This year 820 new laws are set to hit the books thanks to the 86th session of the legislature. Some of the more noteworthy and interesting laws include:
• SMOKING AGE: The age to buy tobacco and vaping products goes from 18 to 21. Texas is the 15th state to raise the smoking age to 21. However, members of the military are exempt. The hope is this will cut down on youth smoking.
• HANDGUN DURING A DISASTER: You can carry a handgun now during a disaster in the week after the governor declares a disaster, and you don’t even need to have a handgun license. The possibility must be giving headaches to police agencies.
• SELLER’S DISCLOSURE AND FLOODING: Disclosures must now be made if a home is in a 500-year flood plain or if it has been flooded in a previous weather event.
• PACKAGE THIEFS: If you steal a package from someone, the penalties will now range from a Class A misdemeanor to third degree felony. It depends on how many packages someone steals. This seems like a great idea, especially when so many more packages are being delivered these days by UPS, FedEx and the U.S. Postal Service.
• BOGUS TELEMARKETERS: It’ll be a crime for telemarketers to make calls that use fake phone numbers that show up on a person’s caller ID. Bravo. During the last year, it seems like this has happened to me all too often with telemarketers calling from a number that has the same area code and prefix as my own. It has always seemed fishy.
• BREAST MILK PUMPING: Women will be able to pump breast milk wherever they want. According to the Texas Tribune, the previous law allowed breast feeding anywhere, but didn’t specify breast pumping. If this bothers you, then look away. New moms have enough to worry about when their babies are hungry.
• ABORTION REGULATION: Texas law already prohibits abortions after 20 weeks of pregnancy, but the “Born Alive Act” requires doctors to treat if an abortion attempt fails.
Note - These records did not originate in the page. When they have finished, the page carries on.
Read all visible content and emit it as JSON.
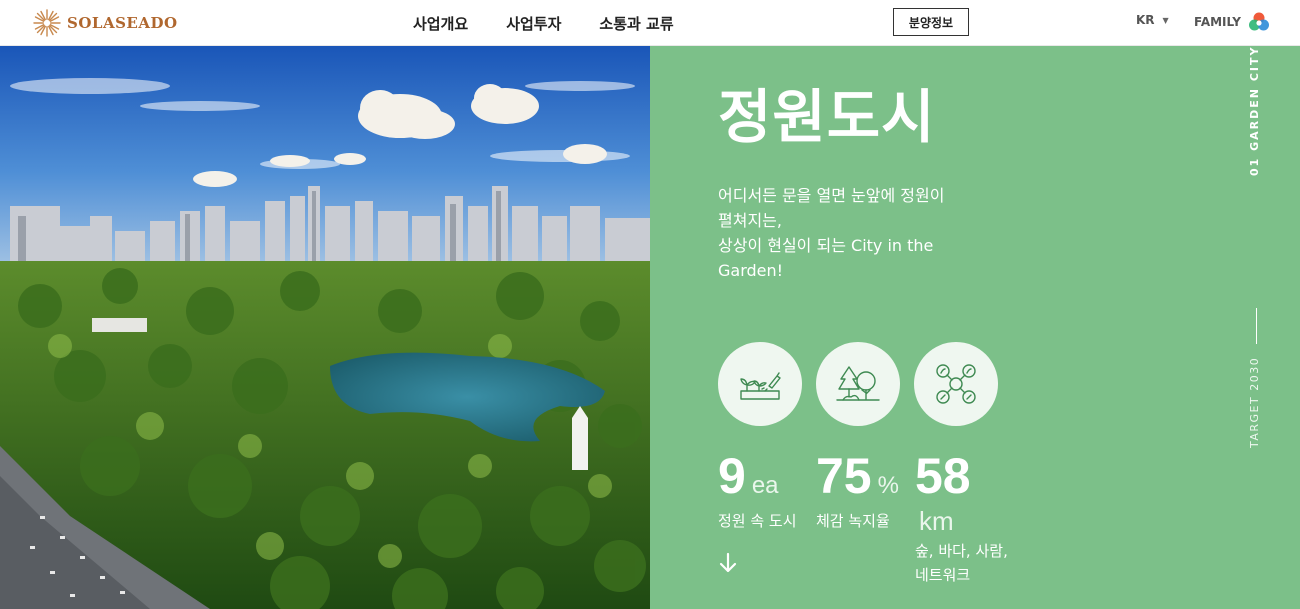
{
  "header": {
    "logo_text": "SOLASEADO",
    "nav": [
      "사업개요",
      "사업투자",
      "소통과 교류"
    ],
    "sale_button": "분양정보",
    "lang": "KR",
    "family": "FAMILY"
  },
  "hero": {
    "title": "정원도시",
    "desc_lines": [
      "어디서든 문을 열면 눈앞에 정원이",
      "펼쳐지는,",
      "상상이 현실이 되는 City in the",
      "Garden!"
    ],
    "icons": [
      "seedling-planter-icon",
      "forest-trees-icon",
      "network-nodes-icon"
    ],
    "stats": [
      {
        "value": "9",
        "unit": "ea",
        "label_lines": [
          "정원 속 도시"
        ]
      },
      {
        "value": "75",
        "unit": "%",
        "label_lines": [
          "체감 녹지율"
        ]
      },
      {
        "value": "58",
        "unit": "km",
        "label_lines": [
          "숲, 바다, 사람,",
          "네트워크"
        ]
      }
    ],
    "vertical_label": "01 GARDEN CITY",
    "vertical_target": "TARGET 2030"
  },
  "colors": {
    "panel": "#7cc089",
    "logo": "#b0672e"
  }
}
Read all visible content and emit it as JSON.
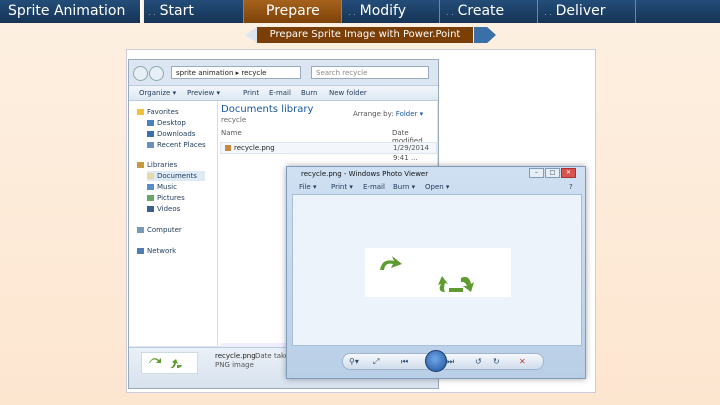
{
  "top_nav": {
    "tabs": [
      {
        "label": "Sprite Animation",
        "dots": ""
      },
      {
        "label": "Start",
        "dots": ". ."
      },
      {
        "label": "Prepare",
        "dots": ""
      },
      {
        "label": "Modify",
        "dots": ". ."
      },
      {
        "label": "Create",
        "dots": ". ."
      },
      {
        "label": "Deliver",
        "dots": ". ."
      }
    ],
    "active_tab": "Prepare",
    "subtitle": "Prepare Sprite Image with Power.Point"
  },
  "explorer": {
    "address": "sprite animation  ▸  recycle",
    "search_placeholder": "Search recycle",
    "toolbar": [
      "Organize ▾",
      "Preview ▾",
      "Print",
      "E-mail",
      "Burn",
      "New folder"
    ],
    "nav_items": [
      {
        "label": "Favorites",
        "icon": "star-icon",
        "indent": false
      },
      {
        "label": "Desktop",
        "icon": "desktop-icon",
        "indent": true
      },
      {
        "label": "Downloads",
        "icon": "downloads-icon",
        "indent": true
      },
      {
        "label": "Recent Places",
        "icon": "recent-icon",
        "indent": true
      },
      {
        "label": "Libraries",
        "icon": "library-icon",
        "indent": false
      },
      {
        "label": "Documents",
        "icon": "documents-icon",
        "indent": true
      },
      {
        "label": "Music",
        "icon": "music-icon",
        "indent": true
      },
      {
        "label": "Pictures",
        "icon": "pictures-icon",
        "indent": true
      },
      {
        "label": "Videos",
        "icon": "videos-icon",
        "indent": true
      },
      {
        "label": "Computer",
        "icon": "computer-icon",
        "indent": false
      },
      {
        "label": "Network",
        "icon": "network-icon",
        "indent": false
      }
    ],
    "library_title": "Documents library",
    "library_sub": "recycle",
    "arrange_label": "Arrange by:",
    "arrange_value": "Folder ▾",
    "columns": [
      "Name",
      "Date modified"
    ],
    "files": [
      {
        "name": "recycle.png",
        "date": "1/29/2014 9:41 ..."
      }
    ],
    "details_name": "recycle.png",
    "details_meta": "Date taken:",
    "details_type": "PNG image"
  },
  "photo_viewer": {
    "title": "recycle.png - Windows Photo Viewer",
    "menu": [
      "File ▾",
      "Print ▾",
      "E-mail",
      "Burn ▾",
      "Open ▾"
    ],
    "help": "?"
  },
  "colors": {
    "nav_bg": "#1c416a",
    "active_tab": "#8e4f10",
    "subtitle_bg": "#7c3e07",
    "arrow_green": "#5f9b2f"
  }
}
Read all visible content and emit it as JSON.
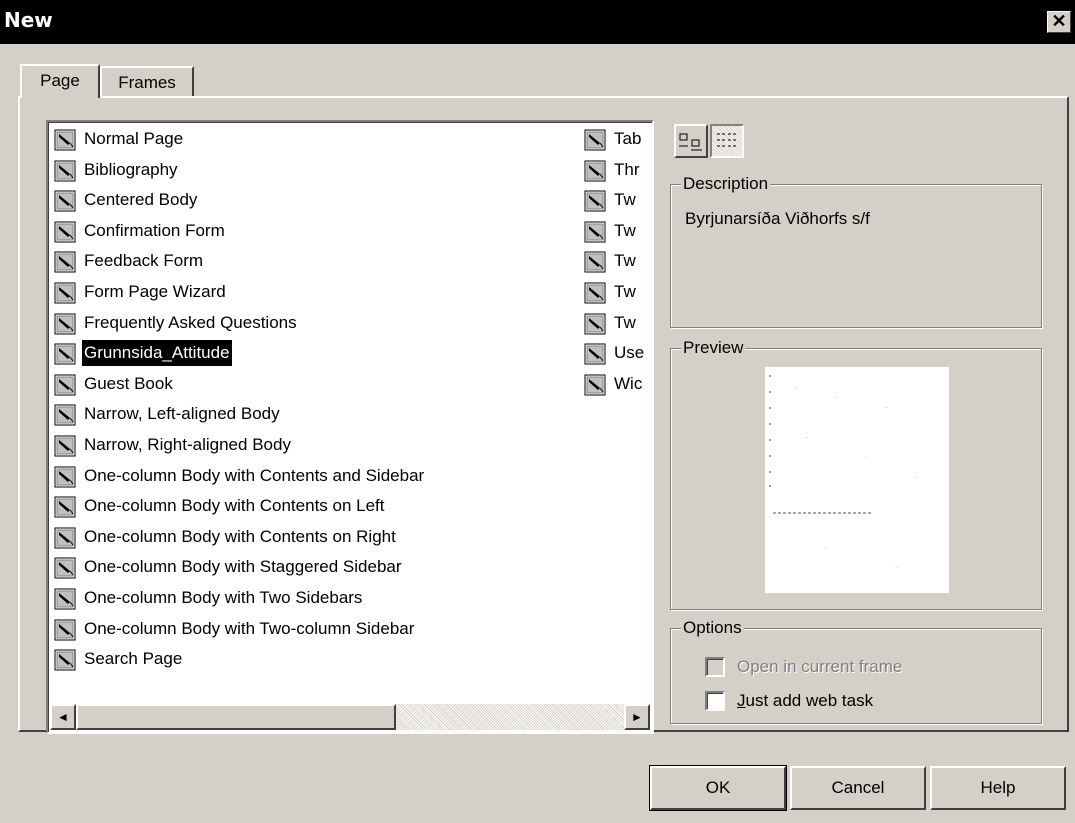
{
  "window": {
    "title": "New",
    "close_glyph": "✕"
  },
  "tabs": [
    {
      "label": "Page",
      "active": true
    },
    {
      "label": "Frames",
      "active": false
    }
  ],
  "templates_col1": [
    "Normal Page",
    "Bibliography",
    "Centered Body",
    "Confirmation Form",
    "Feedback Form",
    "Form Page Wizard",
    "Frequently Asked Questions",
    "Grunnsida_Attitude",
    "Guest Book",
    "Narrow, Left-aligned Body",
    "Narrow, Right-aligned Body",
    "One-column Body with Contents and Sidebar",
    "One-column Body with Contents on Left",
    "One-column Body with Contents on Right",
    "One-column Body with Staggered Sidebar",
    "One-column Body with Two Sidebars",
    "One-column Body with Two-column Sidebar",
    "Search Page"
  ],
  "templates_col2": [
    "Tab",
    "Thr",
    "Tw",
    "Tw",
    "Tw",
    "Tw",
    "Tw",
    "Use",
    "Wic"
  ],
  "selected_item": "Grunnsida_Attitude",
  "description": {
    "label": "Description",
    "text": "Byrjunarsíða Viðhorfs s/f"
  },
  "preview": {
    "label": "Preview"
  },
  "options": {
    "label": "Options",
    "open_in_current_frame": {
      "label": "Open in current frame",
      "checked": false,
      "disabled": true
    },
    "just_add_web_task": {
      "label": "Just add web task",
      "checked": false,
      "disabled": false
    }
  },
  "buttons": {
    "ok": "OK",
    "cancel": "Cancel",
    "help": "Help"
  },
  "icons": {
    "scroll_left": "◄",
    "scroll_right": "►"
  }
}
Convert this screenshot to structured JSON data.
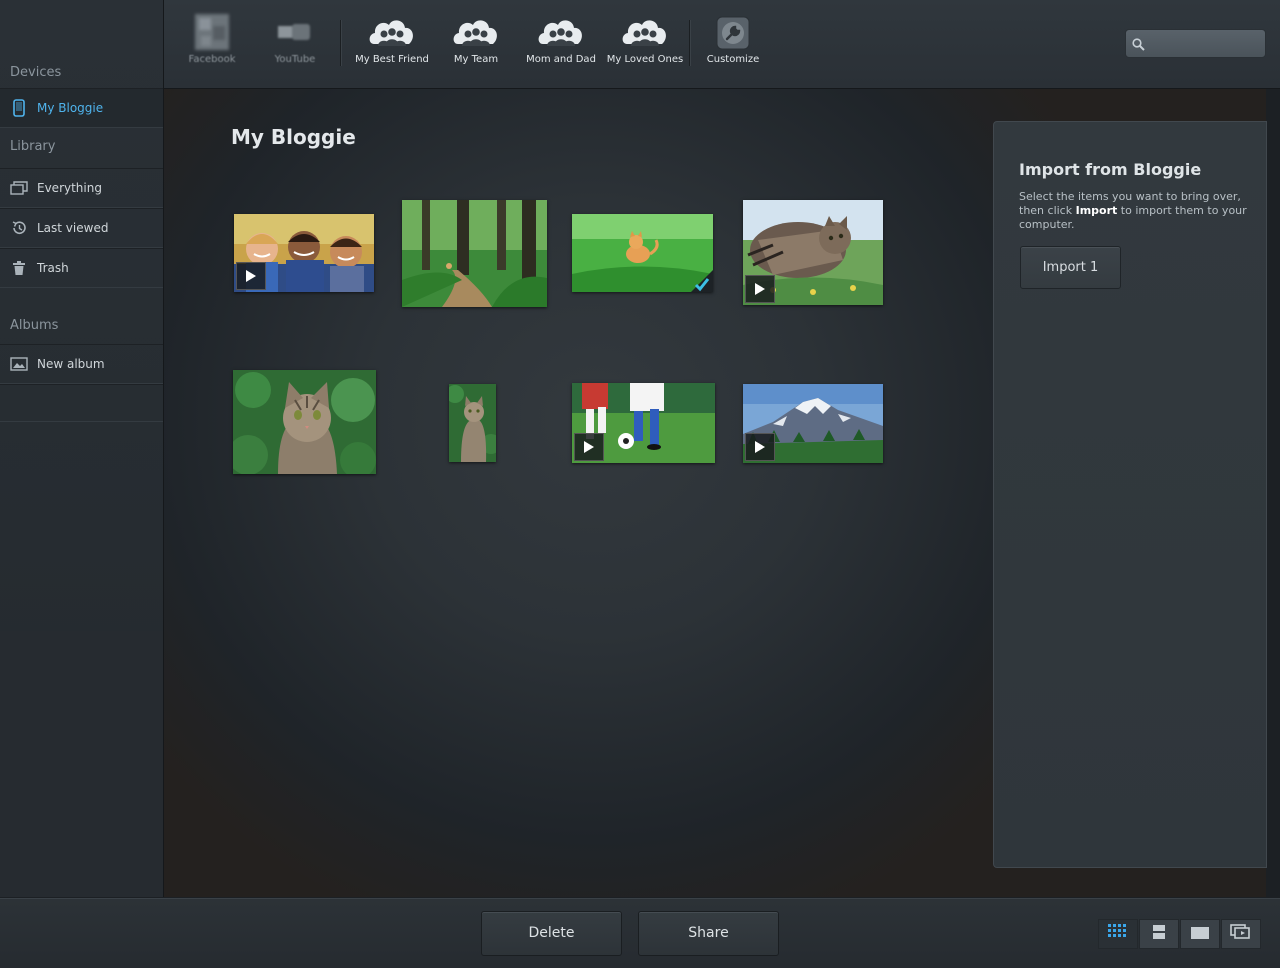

This would be unusual, to say the least. Also, cities and counties will be blocked from signing contracts with abortion providers such as Planned Parenthood.
• SEXTING: Under House Bill 2789, it’s now a Class C misdemeanor with a maximum $500 fine to send sexually explicit photos or video without a recipient’s permission. According to the Austin American-Statesman, Shannon Edmonds of the Texas District and County Attorney’s Association doesn’t expect the law to get much use because he says “it’s pretty patently unconstitutional.” Nevertheless, it will be Texas law until challenged in court.
• HAZING STATUTE TIGHTENED: The definition of hazing has been expanded to include coercing someone into taking drugs or consuming alcohol to the point of drunkenness. This is aimed at college fraternities who allow activities to get out of hand. On some tragic occasions, it’s also resulted in young men dying.
• GROPING A CRIME: It will be a crime under Senate Bill 194 — called indecent assault — to engage in groping and unwanted sexual conduct.
• SURPRISE MEDICAL BILLS: SB1264 prohibits Texans from receiving unexpected bills when their insurance company and health care provider have a dispute. It puts the matter into an arbitration process that doesn’t involve the patient.
• KIDS SELLING LEMONADE: Kids who sell lemonade and other non-alcoholic beverages can’t be regulated by cities or neighborhood associations. No permits will be necessary. According to the Tribune, this garnered support after police in Overton shut down a lemonade stand when two kids were trying to buy a Father’s Day present.
On top of these laws, there’s the new law that allows hemp cultivation in Texas, but it has caused prosecutors across the state to lighten up on marijuana prosecutions because testing to tell the difference between the two is so expensive.
Don’t expect Gov. Greg Abbott to call a special legislative session, but expect attempts to tweak the law during the 2021 session. We’ll have two years to see the result, but Texas isn’t ready for legal marijuana.
Reach Fred Hartman by e-mail at firstname.lastname@example.org.